This was a fun little project
The wood had rotted out at the hinges of this gate and it had eventually fallen right off the hinges. Normally the work would be too extensive to be worthwhile, you would be better off building a new gate but this piece would be difficult to reproduce. This is a before picture of the bottom hinge mount point.
As much as possible the rotten wood must be removed and you will probably ruin a $20 router bit just as I did. As you can see in the picture the rot is deeper than I am able to remove but it fortunately doesn’t go all the way through. I will be able to fill this with a 2 part resin to solidify the soft wood and fill the void.
I just need to clean up the surface a bit and clean the soft wood out of the void with my trusty chisel. I will end up with a very reasonable surface to work with in the end.
Luckily I save a lot of old lumber that might not be available when I need it. I found a couple of pieces that were a decent match for the tightness of the grain and density. I cut and shaped the pieces so that when glued and clamped they were slightly proud of the surface, then they could be sanded to fit.
Sanded Smooth, primed, and painted the repair looks pretty good. Once the paint was dry I needed the router one more time to inset the hinges.
The two gate doors are designed to meet precisely in the middle. I made this part easier by clamping the middle together with a spacer the right thickness and marking the hinge position for the router work. After routing at my shop I installed the hinges and took it back for a quick install.
The gate repair took about 13 hours to complete. The router bit was consumed in the process because of rusty metal embedded in the wood and a pint or so of 2 part resin was used along with a little primer and paint.
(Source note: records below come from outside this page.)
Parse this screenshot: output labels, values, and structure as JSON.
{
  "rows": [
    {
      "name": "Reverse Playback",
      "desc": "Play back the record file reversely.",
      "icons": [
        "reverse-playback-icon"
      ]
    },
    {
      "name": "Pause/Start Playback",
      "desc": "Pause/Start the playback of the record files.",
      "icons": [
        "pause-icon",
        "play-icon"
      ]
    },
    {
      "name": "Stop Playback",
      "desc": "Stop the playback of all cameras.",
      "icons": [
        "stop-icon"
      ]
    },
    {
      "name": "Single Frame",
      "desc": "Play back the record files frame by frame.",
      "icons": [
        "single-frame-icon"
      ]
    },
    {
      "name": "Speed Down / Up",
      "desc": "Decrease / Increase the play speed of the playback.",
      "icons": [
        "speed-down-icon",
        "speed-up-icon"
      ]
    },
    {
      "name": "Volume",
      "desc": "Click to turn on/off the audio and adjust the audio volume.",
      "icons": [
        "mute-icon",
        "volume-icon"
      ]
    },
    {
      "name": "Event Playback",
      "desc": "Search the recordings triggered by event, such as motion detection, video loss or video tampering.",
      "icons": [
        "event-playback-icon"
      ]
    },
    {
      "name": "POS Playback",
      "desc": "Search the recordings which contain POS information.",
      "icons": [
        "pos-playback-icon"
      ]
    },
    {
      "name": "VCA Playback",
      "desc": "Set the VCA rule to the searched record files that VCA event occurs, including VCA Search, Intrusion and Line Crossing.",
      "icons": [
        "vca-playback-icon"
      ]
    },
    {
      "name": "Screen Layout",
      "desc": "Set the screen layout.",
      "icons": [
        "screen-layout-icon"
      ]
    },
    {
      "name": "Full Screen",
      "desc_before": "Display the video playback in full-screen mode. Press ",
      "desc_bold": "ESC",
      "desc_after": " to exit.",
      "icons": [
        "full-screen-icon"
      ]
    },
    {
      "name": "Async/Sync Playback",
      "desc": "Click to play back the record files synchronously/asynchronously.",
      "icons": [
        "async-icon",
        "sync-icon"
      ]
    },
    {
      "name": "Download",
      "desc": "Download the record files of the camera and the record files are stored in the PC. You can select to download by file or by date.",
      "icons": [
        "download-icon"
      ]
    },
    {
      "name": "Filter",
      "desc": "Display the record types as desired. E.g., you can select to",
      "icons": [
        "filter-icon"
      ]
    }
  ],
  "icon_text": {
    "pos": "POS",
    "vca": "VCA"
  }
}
The total cost of the repair was around $625.
Obviously, this is an expensive repair for a gate and is only worth the cost because starting from scratch and building a new gate was out of the question.